#### SUPPLIED MATERIAL
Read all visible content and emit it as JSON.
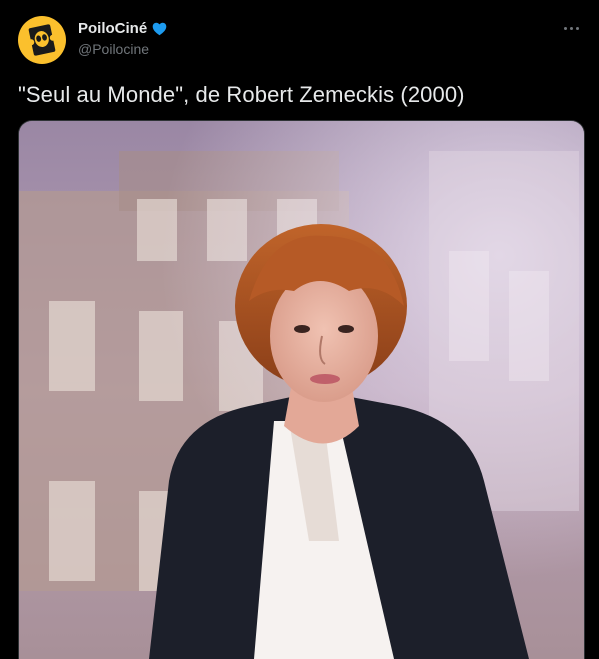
{
  "tweet": {
    "author": {
      "display_name": "PoiloCiné",
      "handle": "@Poilocine",
      "verified_icon": "verified-badge-icon",
      "avatar_icon": "alien-ticket-logo"
    },
    "more_icon": "more-options-icon",
    "text": "\"Seul au Monde\", de Robert Zemeckis (2000)",
    "media": {
      "kind": "photo",
      "subject": "news-anchor-photo"
    }
  },
  "colors": {
    "background": "#000000",
    "text_primary": "#e7e9ea",
    "text_secondary": "#71767b",
    "verified_blue": "#1d9bf0",
    "avatar_yellow": "#fbc02d"
  }
}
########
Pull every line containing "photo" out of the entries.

_TASK RESPONSE_
      "kind": "photo",
      "subject": "news-anchor-photo"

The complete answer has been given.